**Assignment**
In the listing that follows, how many lines have the word "username" in them? Give only the number.

──────

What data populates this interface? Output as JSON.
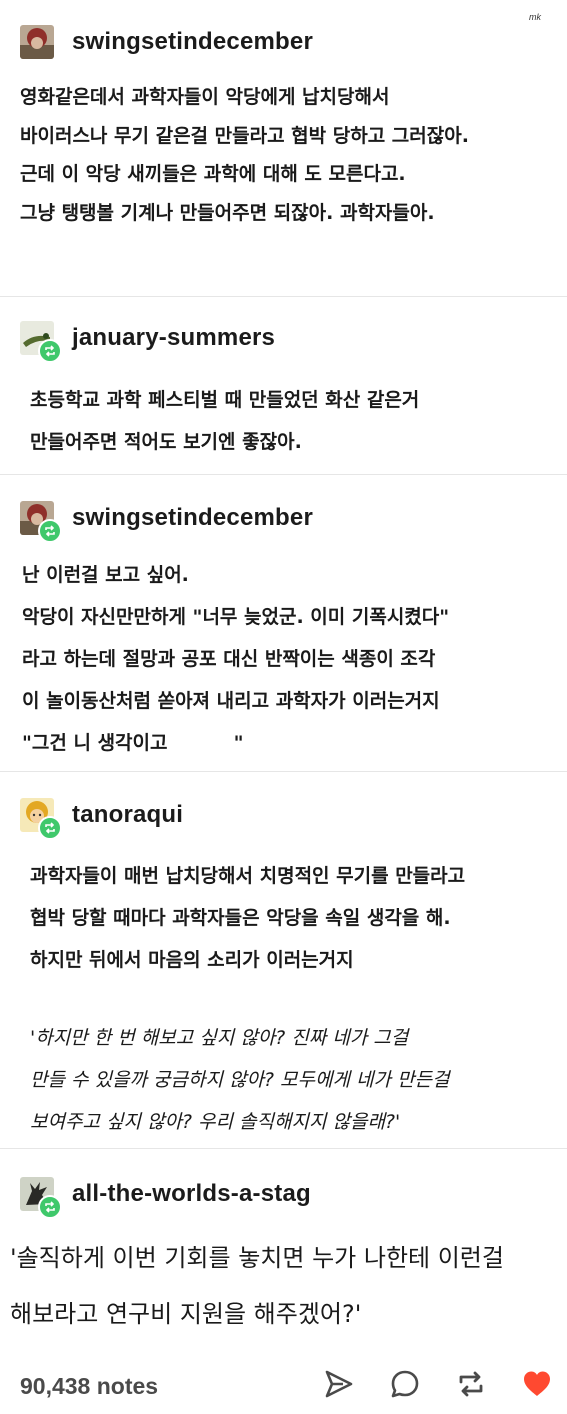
{
  "watermark": "mk",
  "posts": [
    {
      "username": "swingsetindecember",
      "reblog": false,
      "lines": [
        "영화같은데서 과학자들이 악당에게 납치당해서",
        "바이러스나 무기 같은걸 만들라고 협박 당하고 그러잖아.",
        "근데 이 악당 새끼들은 과학에 대해     도 모른다고.",
        "그냥 탱탱볼 기계나 만들어주면 되잖아. 과학자들아."
      ]
    },
    {
      "username": "january-summers",
      "reblog": true,
      "lines": [
        "초등학교 과학 페스티벌 때 만들었던 화산 같은거",
        "만들어주면 적어도 보기엔 좋잖아."
      ]
    },
    {
      "username": "swingsetindecember",
      "reblog": true,
      "lines": [
        "난 이런걸 보고 싶어.",
        "악당이 자신만만하게 \"너무 늦었군. 이미 기폭시켰다\"",
        "라고 하는데 절망과 공포 대신 반짝이는 색종이 조각",
        "이 놀이동산처럼 쏟아져 내리고 과학자가 이러는거지",
        "\"그건 니 생각이고          \""
      ]
    },
    {
      "username": "tanoraqui",
      "reblog": true,
      "lines": [
        "과학자들이 매번 납치당해서 치명적인 무기를 만들라고",
        "협박 당할 때마다 과학자들은 악당을 속일 생각을 해.",
        "하지만 뒤에서 마음의 소리가 이러는거지"
      ],
      "quote_lines": [
        "'하지만 한 번 해보고 싶지 않아? 진짜 네가 그걸",
        "만들 수 있을까 궁금하지 않아? 모두에게 네가 만든걸",
        "보여주고 싶지 않아? 우리 솔직해지지 않을래?'"
      ]
    },
    {
      "username": "all-the-worlds-a-stag",
      "reblog": true,
      "lines": [
        "'솔직하게 이번 기회를 놓치면 누가 나한테 이런걸",
        "해보라고 연구비 지원을 해주겠어?'"
      ]
    }
  ],
  "footer": {
    "notes": "90,438 notes",
    "icons": [
      "send-icon",
      "reply-icon",
      "reblog-icon",
      "heart-icon"
    ],
    "heart_color": "#ff4930",
    "icon_color": "#4a4a4a"
  },
  "colors": {
    "reblog_badge": "#3fc86b"
  }
}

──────

**Completed exercise**
5